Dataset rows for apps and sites
|---|
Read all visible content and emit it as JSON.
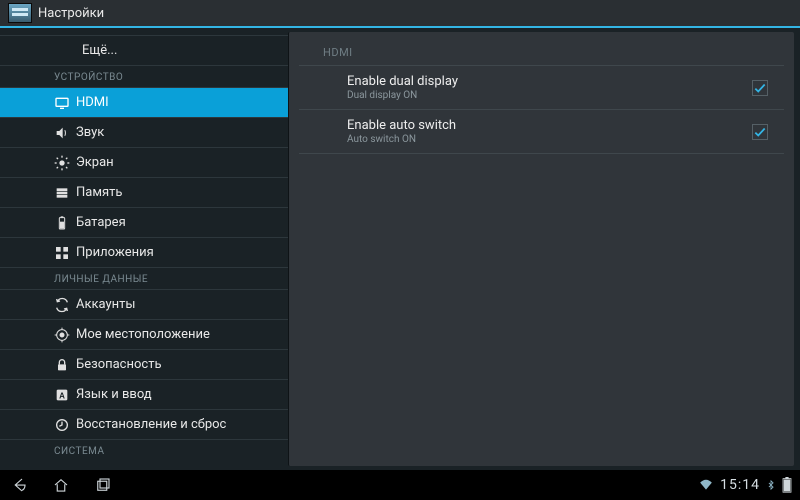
{
  "actionbar": {
    "title": "Настройки"
  },
  "sidebar": {
    "more_label": "Ещё...",
    "cat_device": "УСТРОЙСТВО",
    "cat_personal": "ЛИЧНЫЕ ДАННЫЕ",
    "cat_system": "СИСТЕМА",
    "items": {
      "hdmi": "HDMI",
      "sound": "Звук",
      "display": "Экран",
      "storage": "Память",
      "battery": "Батарея",
      "apps": "Приложения",
      "accounts": "Аккаунты",
      "location": "Мое местоположение",
      "security": "Безопасность",
      "language": "Язык и ввод",
      "backup": "Восстановление и сброс"
    }
  },
  "detail": {
    "header": "HDMI",
    "rows": [
      {
        "title": "Enable dual display",
        "sub": "Dual display ON",
        "checked": true
      },
      {
        "title": "Enable auto switch",
        "sub": "Auto switch ON",
        "checked": true
      }
    ]
  },
  "statusbar": {
    "time": "15:14"
  }
}
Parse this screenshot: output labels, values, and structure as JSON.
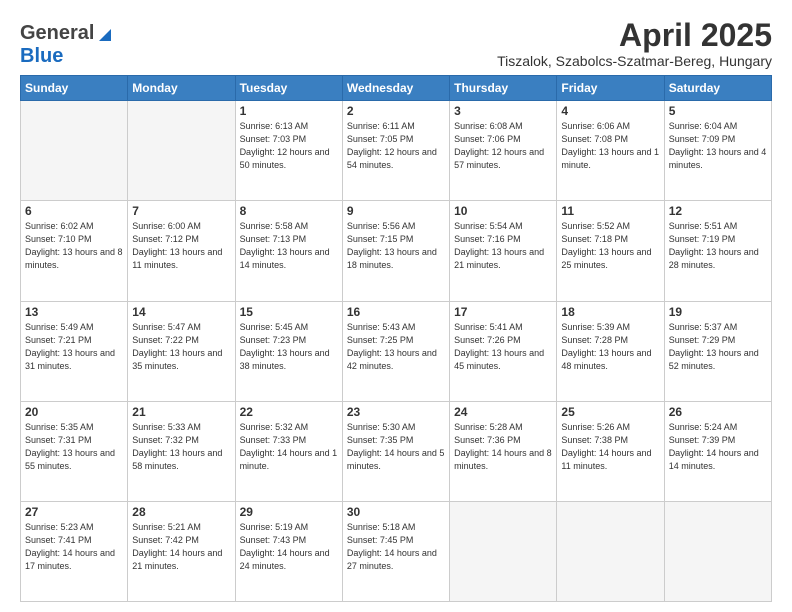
{
  "header": {
    "logo_general": "General",
    "logo_blue": "Blue",
    "title": "April 2025",
    "subtitle": "Tiszalok, Szabolcs-Szatmar-Bereg, Hungary"
  },
  "columns": [
    "Sunday",
    "Monday",
    "Tuesday",
    "Wednesday",
    "Thursday",
    "Friday",
    "Saturday"
  ],
  "weeks": [
    [
      {
        "day": "",
        "info": ""
      },
      {
        "day": "",
        "info": ""
      },
      {
        "day": "1",
        "info": "Sunrise: 6:13 AM\nSunset: 7:03 PM\nDaylight: 12 hours and 50 minutes."
      },
      {
        "day": "2",
        "info": "Sunrise: 6:11 AM\nSunset: 7:05 PM\nDaylight: 12 hours and 54 minutes."
      },
      {
        "day": "3",
        "info": "Sunrise: 6:08 AM\nSunset: 7:06 PM\nDaylight: 12 hours and 57 minutes."
      },
      {
        "day": "4",
        "info": "Sunrise: 6:06 AM\nSunset: 7:08 PM\nDaylight: 13 hours and 1 minute."
      },
      {
        "day": "5",
        "info": "Sunrise: 6:04 AM\nSunset: 7:09 PM\nDaylight: 13 hours and 4 minutes."
      }
    ],
    [
      {
        "day": "6",
        "info": "Sunrise: 6:02 AM\nSunset: 7:10 PM\nDaylight: 13 hours and 8 minutes."
      },
      {
        "day": "7",
        "info": "Sunrise: 6:00 AM\nSunset: 7:12 PM\nDaylight: 13 hours and 11 minutes."
      },
      {
        "day": "8",
        "info": "Sunrise: 5:58 AM\nSunset: 7:13 PM\nDaylight: 13 hours and 14 minutes."
      },
      {
        "day": "9",
        "info": "Sunrise: 5:56 AM\nSunset: 7:15 PM\nDaylight: 13 hours and 18 minutes."
      },
      {
        "day": "10",
        "info": "Sunrise: 5:54 AM\nSunset: 7:16 PM\nDaylight: 13 hours and 21 minutes."
      },
      {
        "day": "11",
        "info": "Sunrise: 5:52 AM\nSunset: 7:18 PM\nDaylight: 13 hours and 25 minutes."
      },
      {
        "day": "12",
        "info": "Sunrise: 5:51 AM\nSunset: 7:19 PM\nDaylight: 13 hours and 28 minutes."
      }
    ],
    [
      {
        "day": "13",
        "info": "Sunrise: 5:49 AM\nSunset: 7:21 PM\nDaylight: 13 hours and 31 minutes."
      },
      {
        "day": "14",
        "info": "Sunrise: 5:47 AM\nSunset: 7:22 PM\nDaylight: 13 hours and 35 minutes."
      },
      {
        "day": "15",
        "info": "Sunrise: 5:45 AM\nSunset: 7:23 PM\nDaylight: 13 hours and 38 minutes."
      },
      {
        "day": "16",
        "info": "Sunrise: 5:43 AM\nSunset: 7:25 PM\nDaylight: 13 hours and 42 minutes."
      },
      {
        "day": "17",
        "info": "Sunrise: 5:41 AM\nSunset: 7:26 PM\nDaylight: 13 hours and 45 minutes."
      },
      {
        "day": "18",
        "info": "Sunrise: 5:39 AM\nSunset: 7:28 PM\nDaylight: 13 hours and 48 minutes."
      },
      {
        "day": "19",
        "info": "Sunrise: 5:37 AM\nSunset: 7:29 PM\nDaylight: 13 hours and 52 minutes."
      }
    ],
    [
      {
        "day": "20",
        "info": "Sunrise: 5:35 AM\nSunset: 7:31 PM\nDaylight: 13 hours and 55 minutes."
      },
      {
        "day": "21",
        "info": "Sunrise: 5:33 AM\nSunset: 7:32 PM\nDaylight: 13 hours and 58 minutes."
      },
      {
        "day": "22",
        "info": "Sunrise: 5:32 AM\nSunset: 7:33 PM\nDaylight: 14 hours and 1 minute."
      },
      {
        "day": "23",
        "info": "Sunrise: 5:30 AM\nSunset: 7:35 PM\nDaylight: 14 hours and 5 minutes."
      },
      {
        "day": "24",
        "info": "Sunrise: 5:28 AM\nSunset: 7:36 PM\nDaylight: 14 hours and 8 minutes."
      },
      {
        "day": "25",
        "info": "Sunrise: 5:26 AM\nSunset: 7:38 PM\nDaylight: 14 hours and 11 minutes."
      },
      {
        "day": "26",
        "info": "Sunrise: 5:24 AM\nSunset: 7:39 PM\nDaylight: 14 hours and 14 minutes."
      }
    ],
    [
      {
        "day": "27",
        "info": "Sunrise: 5:23 AM\nSunset: 7:41 PM\nDaylight: 14 hours and 17 minutes."
      },
      {
        "day": "28",
        "info": "Sunrise: 5:21 AM\nSunset: 7:42 PM\nDaylight: 14 hours and 21 minutes."
      },
      {
        "day": "29",
        "info": "Sunrise: 5:19 AM\nSunset: 7:43 PM\nDaylight: 14 hours and 24 minutes."
      },
      {
        "day": "30",
        "info": "Sunrise: 5:18 AM\nSunset: 7:45 PM\nDaylight: 14 hours and 27 minutes."
      },
      {
        "day": "",
        "info": ""
      },
      {
        "day": "",
        "info": ""
      },
      {
        "day": "",
        "info": ""
      }
    ]
  ]
}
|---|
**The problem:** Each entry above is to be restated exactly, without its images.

**Task result:**
Read all visible content and emit it as JSON.
{
  "actionbar": {
    "title": "Настройки"
  },
  "sidebar": {
    "more_label": "Ещё...",
    "cat_device": "УСТРОЙСТВО",
    "cat_personal": "ЛИЧНЫЕ ДАННЫЕ",
    "cat_system": "СИСТЕМА",
    "items": {
      "hdmi": "HDMI",
      "sound": "Звук",
      "display": "Экран",
      "storage": "Память",
      "battery": "Батарея",
      "apps": "Приложения",
      "accounts": "Аккаунты",
      "location": "Мое местоположение",
      "security": "Безопасность",
      "language": "Язык и ввод",
      "backup": "Восстановление и сброс"
    }
  },
  "detail": {
    "header": "HDMI",
    "rows": [
      {
        "title": "Enable dual display",
        "sub": "Dual display ON",
        "checked": true
      },
      {
        "title": "Enable auto switch",
        "sub": "Auto switch ON",
        "checked": true
      }
    ]
  },
  "statusbar": {
    "time": "15:14"
  }
}
Parse this screenshot: output labels, values, and structure as JSON.
{
  "header": {
    "logo_general": "General",
    "logo_blue": "Blue",
    "title": "April 2025",
    "subtitle": "Tiszalok, Szabolcs-Szatmar-Bereg, Hungary"
  },
  "columns": [
    "Sunday",
    "Monday",
    "Tuesday",
    "Wednesday",
    "Thursday",
    "Friday",
    "Saturday"
  ],
  "weeks": [
    [
      {
        "day": "",
        "info": ""
      },
      {
        "day": "",
        "info": ""
      },
      {
        "day": "1",
        "info": "Sunrise: 6:13 AM\nSunset: 7:03 PM\nDaylight: 12 hours and 50 minutes."
      },
      {
        "day": "2",
        "info": "Sunrise: 6:11 AM\nSunset: 7:05 PM\nDaylight: 12 hours and 54 minutes."
      },
      {
        "day": "3",
        "info": "Sunrise: 6:08 AM\nSunset: 7:06 PM\nDaylight: 12 hours and 57 minutes."
      },
      {
        "day": "4",
        "info": "Sunrise: 6:06 AM\nSunset: 7:08 PM\nDaylight: 13 hours and 1 minute."
      },
      {
        "day": "5",
        "info": "Sunrise: 6:04 AM\nSunset: 7:09 PM\nDaylight: 13 hours and 4 minutes."
      }
    ],
    [
      {
        "day": "6",
        "info": "Sunrise: 6:02 AM\nSunset: 7:10 PM\nDaylight: 13 hours and 8 minutes."
      },
      {
        "day": "7",
        "info": "Sunrise: 6:00 AM\nSunset: 7:12 PM\nDaylight: 13 hours and 11 minutes."
      },
      {
        "day": "8",
        "info": "Sunrise: 5:58 AM\nSunset: 7:13 PM\nDaylight: 13 hours and 14 minutes."
      },
      {
        "day": "9",
        "info": "Sunrise: 5:56 AM\nSunset: 7:15 PM\nDaylight: 13 hours and 18 minutes."
      },
      {
        "day": "10",
        "info": "Sunrise: 5:54 AM\nSunset: 7:16 PM\nDaylight: 13 hours and 21 minutes."
      },
      {
        "day": "11",
        "info": "Sunrise: 5:52 AM\nSunset: 7:18 PM\nDaylight: 13 hours and 25 minutes."
      },
      {
        "day": "12",
        "info": "Sunrise: 5:51 AM\nSunset: 7:19 PM\nDaylight: 13 hours and 28 minutes."
      }
    ],
    [
      {
        "day": "13",
        "info": "Sunrise: 5:49 AM\nSunset: 7:21 PM\nDaylight: 13 hours and 31 minutes."
      },
      {
        "day": "14",
        "info": "Sunrise: 5:47 AM\nSunset: 7:22 PM\nDaylight: 13 hours and 35 minutes."
      },
      {
        "day": "15",
        "info": "Sunrise: 5:45 AM\nSunset: 7:23 PM\nDaylight: 13 hours and 38 minutes."
      },
      {
        "day": "16",
        "info": "Sunrise: 5:43 AM\nSunset: 7:25 PM\nDaylight: 13 hours and 42 minutes."
      },
      {
        "day": "17",
        "info": "Sunrise: 5:41 AM\nSunset: 7:26 PM\nDaylight: 13 hours and 45 minutes."
      },
      {
        "day": "18",
        "info": "Sunrise: 5:39 AM\nSunset: 7:28 PM\nDaylight: 13 hours and 48 minutes."
      },
      {
        "day": "19",
        "info": "Sunrise: 5:37 AM\nSunset: 7:29 PM\nDaylight: 13 hours and 52 minutes."
      }
    ],
    [
      {
        "day": "20",
        "info": "Sunrise: 5:35 AM\nSunset: 7:31 PM\nDaylight: 13 hours and 55 minutes."
      },
      {
        "day": "21",
        "info": "Sunrise: 5:33 AM\nSunset: 7:32 PM\nDaylight: 13 hours and 58 minutes."
      },
      {
        "day": "22",
        "info": "Sunrise: 5:32 AM\nSunset: 7:33 PM\nDaylight: 14 hours and 1 minute."
      },
      {
        "day": "23",
        "info": "Sunrise: 5:30 AM\nSunset: 7:35 PM\nDaylight: 14 hours and 5 minutes."
      },
      {
        "day": "24",
        "info": "Sunrise: 5:28 AM\nSunset: 7:36 PM\nDaylight: 14 hours and 8 minutes."
      },
      {
        "day": "25",
        "info": "Sunrise: 5:26 AM\nSunset: 7:38 PM\nDaylight: 14 hours and 11 minutes."
      },
      {
        "day": "26",
        "info": "Sunrise: 5:24 AM\nSunset: 7:39 PM\nDaylight: 14 hours and 14 minutes."
      }
    ],
    [
      {
        "day": "27",
        "info": "Sunrise: 5:23 AM\nSunset: 7:41 PM\nDaylight: 14 hours and 17 minutes."
      },
      {
        "day": "28",
        "info": "Sunrise: 5:21 AM\nSunset: 7:42 PM\nDaylight: 14 hours and 21 minutes."
      },
      {
        "day": "29",
        "info": "Sunrise: 5:19 AM\nSunset: 7:43 PM\nDaylight: 14 hours and 24 minutes."
      },
      {
        "day": "30",
        "info": "Sunrise: 5:18 AM\nSunset: 7:45 PM\nDaylight: 14 hours and 27 minutes."
      },
      {
        "day": "",
        "info": ""
      },
      {
        "day": "",
        "info": ""
      },
      {
        "day": "",
        "info": ""
      }
    ]
  ]
}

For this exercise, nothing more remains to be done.